--- Requirement ---
All of the data should be restated word for word, with the pictures omitted.

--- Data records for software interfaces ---
========

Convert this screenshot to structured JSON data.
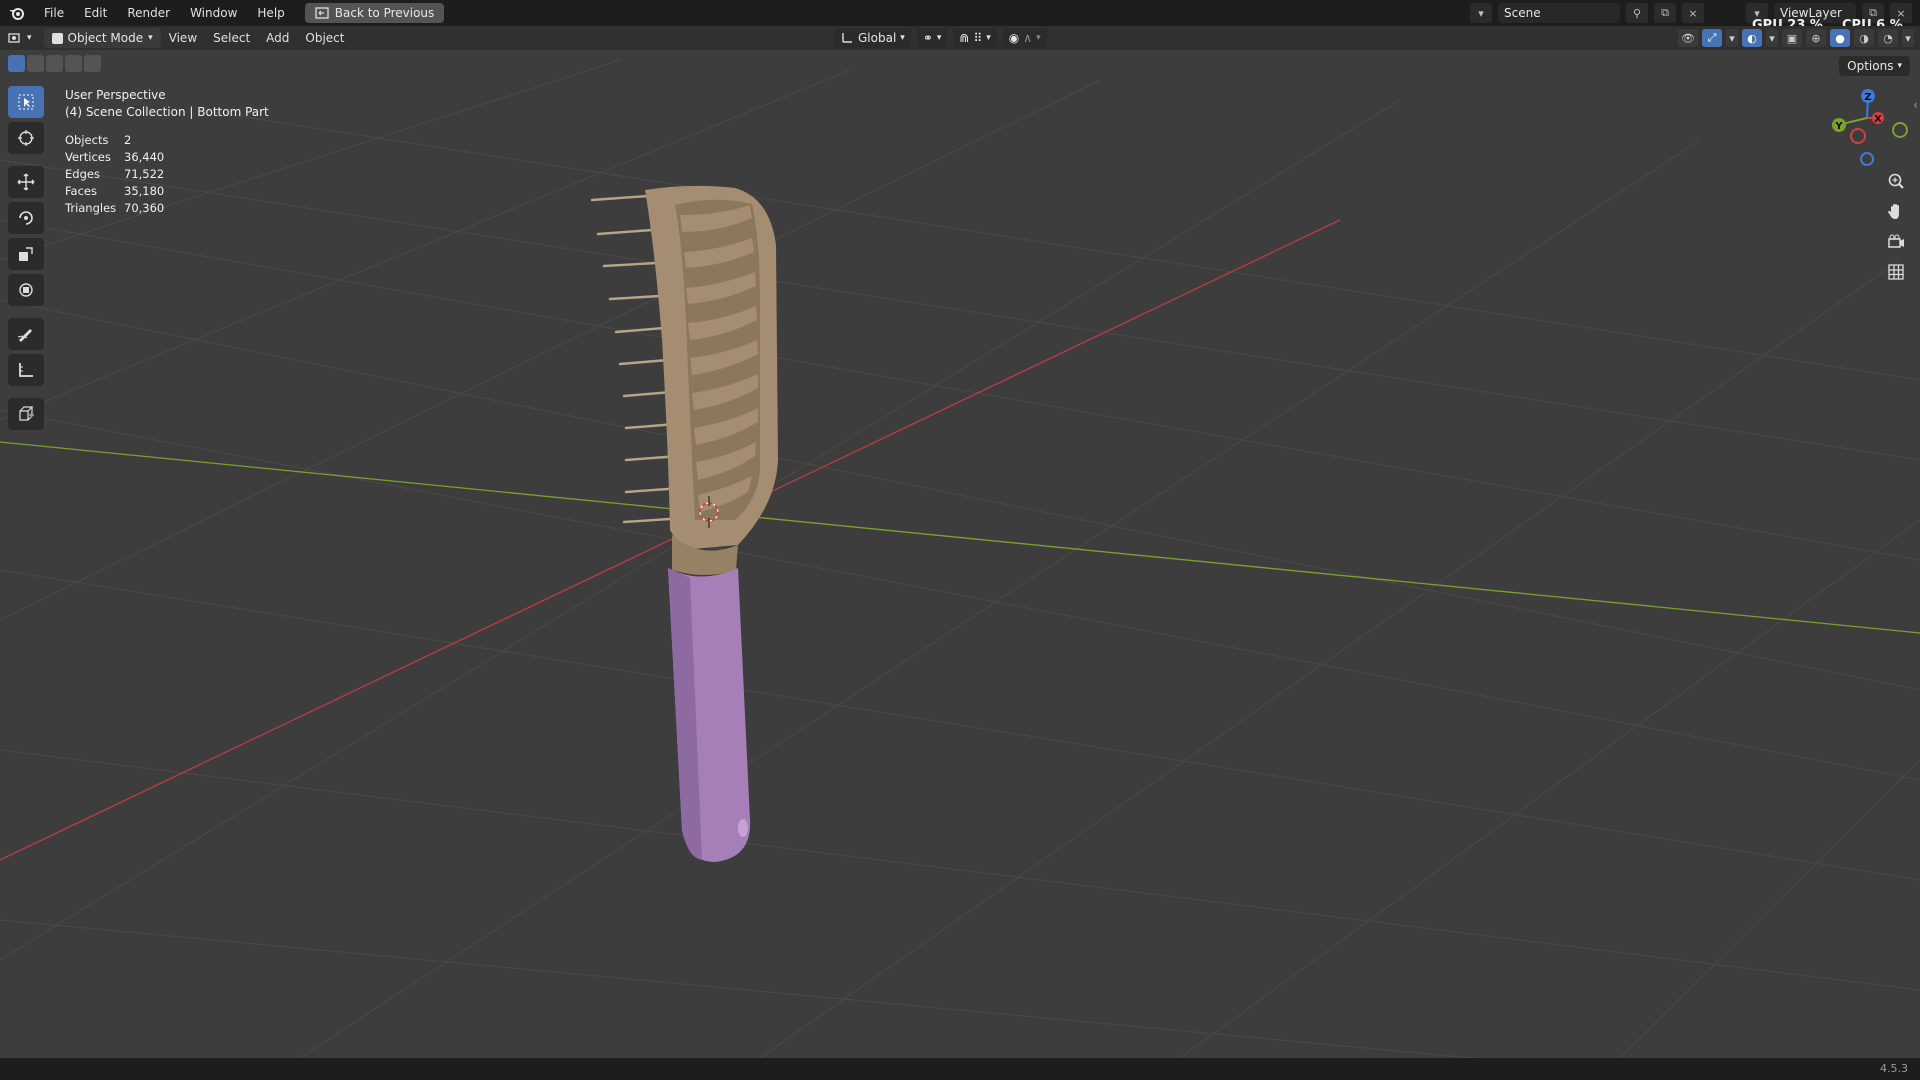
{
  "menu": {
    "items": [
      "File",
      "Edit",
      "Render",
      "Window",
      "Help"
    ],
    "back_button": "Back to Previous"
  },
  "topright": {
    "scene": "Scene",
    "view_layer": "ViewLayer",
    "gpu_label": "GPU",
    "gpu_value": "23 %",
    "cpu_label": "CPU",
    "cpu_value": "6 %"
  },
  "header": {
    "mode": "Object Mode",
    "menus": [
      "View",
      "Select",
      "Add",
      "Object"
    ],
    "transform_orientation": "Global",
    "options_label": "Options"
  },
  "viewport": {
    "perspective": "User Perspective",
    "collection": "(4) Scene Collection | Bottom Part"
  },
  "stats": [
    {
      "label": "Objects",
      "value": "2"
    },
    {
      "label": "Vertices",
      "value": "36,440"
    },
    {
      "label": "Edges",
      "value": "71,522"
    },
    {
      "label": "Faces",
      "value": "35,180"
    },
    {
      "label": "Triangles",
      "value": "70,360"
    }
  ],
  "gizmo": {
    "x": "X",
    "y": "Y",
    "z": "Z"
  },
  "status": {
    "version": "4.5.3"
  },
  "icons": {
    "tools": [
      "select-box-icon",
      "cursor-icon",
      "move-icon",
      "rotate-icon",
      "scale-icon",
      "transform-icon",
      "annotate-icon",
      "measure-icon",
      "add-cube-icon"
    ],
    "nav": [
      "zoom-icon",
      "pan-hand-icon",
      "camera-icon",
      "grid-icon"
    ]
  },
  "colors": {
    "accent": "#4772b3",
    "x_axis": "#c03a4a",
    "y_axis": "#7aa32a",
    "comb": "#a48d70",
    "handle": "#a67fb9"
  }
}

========

--- Exercise solution ---
Convert this screenshot to structured JSON data.
{
  "menu": {
    "items": [
      "File",
      "Edit",
      "Render",
      "Window",
      "Help"
    ],
    "back_button": "Back to Previous"
  },
  "topright": {
    "scene": "Scene",
    "view_layer": "ViewLayer",
    "gpu_label": "GPU",
    "gpu_value": "23 %",
    "cpu_label": "CPU",
    "cpu_value": "6 %"
  },
  "header": {
    "mode": "Object Mode",
    "menus": [
      "View",
      "Select",
      "Add",
      "Object"
    ],
    "transform_orientation": "Global",
    "options_label": "Options"
  },
  "viewport": {
    "perspective": "User Perspective",
    "collection": "(4) Scene Collection | Bottom Part"
  },
  "stats": [
    {
      "label": "Objects",
      "value": "2"
    },
    {
      "label": "Vertices",
      "value": "36,440"
    },
    {
      "label": "Edges",
      "value": "71,522"
    },
    {
      "label": "Faces",
      "value": "35,180"
    },
    {
      "label": "Triangles",
      "value": "70,360"
    }
  ],
  "gizmo": {
    "x": "X",
    "y": "Y",
    "z": "Z"
  },
  "status": {
    "version": "4.5.3"
  },
  "icons": {
    "tools": [
      "select-box-icon",
      "cursor-icon",
      "move-icon",
      "rotate-icon",
      "scale-icon",
      "transform-icon",
      "annotate-icon",
      "measure-icon",
      "add-cube-icon"
    ],
    "nav": [
      "zoom-icon",
      "pan-hand-icon",
      "camera-icon",
      "grid-icon"
    ]
  },
  "colors": {
    "accent": "#4772b3",
    "x_axis": "#c03a4a",
    "y_axis": "#7aa32a",
    "comb": "#a48d70",
    "handle": "#a67fb9"
  }
}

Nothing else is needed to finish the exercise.